Comb the records below for the string "user" and copy each line where it turns up.

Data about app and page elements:

****************************************

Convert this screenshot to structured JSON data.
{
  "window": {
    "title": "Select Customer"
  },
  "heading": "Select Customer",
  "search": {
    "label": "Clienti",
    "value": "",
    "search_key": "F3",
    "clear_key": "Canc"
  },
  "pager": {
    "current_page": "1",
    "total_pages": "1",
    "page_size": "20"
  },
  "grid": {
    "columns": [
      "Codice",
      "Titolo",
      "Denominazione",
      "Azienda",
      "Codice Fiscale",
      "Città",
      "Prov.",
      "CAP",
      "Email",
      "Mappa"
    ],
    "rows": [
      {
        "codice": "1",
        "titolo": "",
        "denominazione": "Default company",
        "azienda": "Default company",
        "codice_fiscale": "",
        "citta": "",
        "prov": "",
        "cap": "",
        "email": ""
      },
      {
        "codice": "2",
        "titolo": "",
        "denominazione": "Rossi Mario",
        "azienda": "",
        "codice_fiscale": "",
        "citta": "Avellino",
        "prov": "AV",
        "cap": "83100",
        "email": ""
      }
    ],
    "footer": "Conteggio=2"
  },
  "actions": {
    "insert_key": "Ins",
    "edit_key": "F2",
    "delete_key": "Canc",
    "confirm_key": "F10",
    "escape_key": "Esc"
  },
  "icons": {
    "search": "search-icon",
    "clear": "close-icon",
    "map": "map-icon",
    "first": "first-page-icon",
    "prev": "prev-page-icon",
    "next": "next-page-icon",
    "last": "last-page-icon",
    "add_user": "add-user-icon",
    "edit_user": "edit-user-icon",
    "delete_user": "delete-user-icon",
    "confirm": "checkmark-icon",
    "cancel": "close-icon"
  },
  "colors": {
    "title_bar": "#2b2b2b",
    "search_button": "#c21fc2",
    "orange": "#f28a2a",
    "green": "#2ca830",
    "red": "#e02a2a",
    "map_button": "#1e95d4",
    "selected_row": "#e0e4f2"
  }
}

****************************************

▶ [RESPONSE TO THIS TASK]
    "add_user": "add-user-icon",
    "edit_user": "edit-user-icon",
    "delete_user": "delete-user-icon",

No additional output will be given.